Nestor Collado has worked to improve decision-making during the last decade by closing the gap between economic market solutions and policymaking. His publications and work as advisor of the Minister of Environment of Peru showed that transforming environmental concerns into development opportunities is possible. However, he also found that solid public institutions are not enough without long-term planning, innovative financial tools, and synergistic and participatory interventions. Above all, his experience with multidisciplinary teams in Universidad del Pacifico taught him the value of scientific evidence as an ally for better decision-making.
During his Master's studies at Bren School, his project "Quota Baskets: Exploring Alternative Groupings for Fisheries Management" reinvigorated his passion for linking economic, social, and environmental issues to accelerate action. He firmly believes the environmental policies require steppingstones that can bridge short-term and long-term goals.
The emLab Team
The Environmental Markets Lab (emLab) is a `think-and-do’ tank for market-based approaches to environmental challenges. We are a team of faculty, researchers, project managers, postdocs, and students based at the University of California Santa Barbara who bring interdisciplinary expertise to devise novel solutions to pressing environmental problems.

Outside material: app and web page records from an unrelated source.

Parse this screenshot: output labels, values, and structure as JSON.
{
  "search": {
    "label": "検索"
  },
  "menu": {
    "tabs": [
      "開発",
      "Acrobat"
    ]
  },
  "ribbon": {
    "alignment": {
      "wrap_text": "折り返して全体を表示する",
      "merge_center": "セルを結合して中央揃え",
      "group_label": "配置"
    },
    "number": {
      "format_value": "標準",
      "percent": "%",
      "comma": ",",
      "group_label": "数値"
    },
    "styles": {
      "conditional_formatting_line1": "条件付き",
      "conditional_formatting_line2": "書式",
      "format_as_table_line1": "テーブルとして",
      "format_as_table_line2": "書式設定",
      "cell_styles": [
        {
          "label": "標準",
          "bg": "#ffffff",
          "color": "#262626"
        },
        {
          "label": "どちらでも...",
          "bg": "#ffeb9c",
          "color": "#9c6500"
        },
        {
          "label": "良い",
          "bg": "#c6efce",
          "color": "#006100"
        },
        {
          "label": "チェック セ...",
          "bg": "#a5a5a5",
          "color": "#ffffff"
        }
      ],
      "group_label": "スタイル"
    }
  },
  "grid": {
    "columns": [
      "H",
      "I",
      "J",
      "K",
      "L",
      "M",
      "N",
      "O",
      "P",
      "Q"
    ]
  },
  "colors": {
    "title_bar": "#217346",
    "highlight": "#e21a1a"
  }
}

Read more about our team.
(former post-docs and PhD students)
University of Washington
James Cook University
University of Miami
University of Colorado
University of California Davis
University of Colorado Boulder
Florida State University
Cal State San Luis Obispo
University of Colorado Boulder
University of Hawaii Manoa
University of Alberta
Federal Reserve Bank of Philadelphia
University of Oregon
University of British Columbia
Instituto Tecnológico Autónomo de México
The Nature Conservancy